Flying Car

Who doesn’t get stuck in a traffic jam? And who doesn’t wish to fly out of the slumber-inducing inertia. Therefore, there is no one who would not wish to be able to fly away from all that noise, fatigue and exhaustion that always comes with a traffic jam.

Science fiction movies have been not-so-secretly nourishing our imaginations regarding flying cars for decades now. Many movies such as ‘Star Wars’, ‘Jetsons’, ‘Back to the future’ and almost every classic flick has always depicted the future with flying cars.

Privately held American corporation Terrafugia is perhaps the closest to making that future a part of our present. Terrafugia stands a few regulations, and a very powerful battery, away from launching a hybrid vehicle, Terrafugia Transition, which is a car and a plane at the same time.

Phil Meeter Chief Test Pilot for Terrafugia flew and/or drove the Terrafugia Transition – Flying Car – amidst thousand onlookers at the “EAA air venture” this year. The 20-minute demonstration included the conversion of Transition’s transition from a car to airplane and the other way around.

Transition is considered by the company as a prototype for a more substantial business of flying cars, according to the CEO Carl Dietrich it is ridiculous why these hybrids have not made it to the roads.

“There is so much potential for an economic benefit to society if we have things like this,” Dietrich said.

“There have been a number of studies recently that have quantified the economic impact of traffic congestion … just for the US, I think it was estimated at $87 billion to $125 billion a year. And that’s just comparing it to driving at normal speeds, without traffic,” he further added.

Transition has the capacity to achieve a maximum speed of 115mph (185 km/h), cruise speed of 105mph (172 km/h) with rear wheel drive while moving on the ground; Transition is designed to fit in a single car garage.

“The Transition is the transportation of the future today. A street-legal airplane that converts between flying and driving modes in under a minute,” the website boasts.

After a 30 second transition time, enabled by the push of a button and an automated electromechanical ?folding wing system, the vehicle may take off from a 1700 feet stretch over obstacles at a height of 50 feet.

Transition is estimated to cost around $279,000 when it enters the market. However, the model designs of the next generation of Transition, named TF-X should be a bit more universally affordable.

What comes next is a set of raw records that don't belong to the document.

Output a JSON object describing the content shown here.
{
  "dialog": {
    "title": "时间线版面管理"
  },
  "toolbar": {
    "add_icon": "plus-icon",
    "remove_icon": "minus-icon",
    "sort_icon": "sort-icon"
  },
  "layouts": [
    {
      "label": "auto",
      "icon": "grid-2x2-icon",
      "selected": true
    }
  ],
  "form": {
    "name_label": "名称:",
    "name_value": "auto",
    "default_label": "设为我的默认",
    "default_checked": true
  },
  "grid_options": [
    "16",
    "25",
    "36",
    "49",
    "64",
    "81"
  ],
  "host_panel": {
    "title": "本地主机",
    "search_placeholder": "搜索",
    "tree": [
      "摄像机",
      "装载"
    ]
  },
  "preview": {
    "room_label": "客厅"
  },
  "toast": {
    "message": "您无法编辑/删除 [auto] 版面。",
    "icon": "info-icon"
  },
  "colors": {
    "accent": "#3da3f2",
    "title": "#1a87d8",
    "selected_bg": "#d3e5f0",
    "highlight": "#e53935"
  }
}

If we speak of design then TF-X is supposedly a vertical takeoff and landing vehicle, which would be equipped with heavy navigations and auto pilot sequencing. Although still in its planning phases, the manufacturers are calling TF-X to be a less expensive better in quality follow-up to the Transition.

With plans of showing off Transition in the Northeast Light Sport Aviation Expo on September 14, in North Andover, Terrafugia seems determined to make human kind’s mot desired dream come to reality.

‘Flying cars’ will face some major hurdles such as requirement of driver’s ‘flying license’, marking of fly no fly zones, weather conditions, battery life (a flying car would not stall, it would fall), before it is commercially available and globally expected.

To be fair, every revolutionary breakthrough has faced hurdles. Acceptance comes with time and evolution with Transition.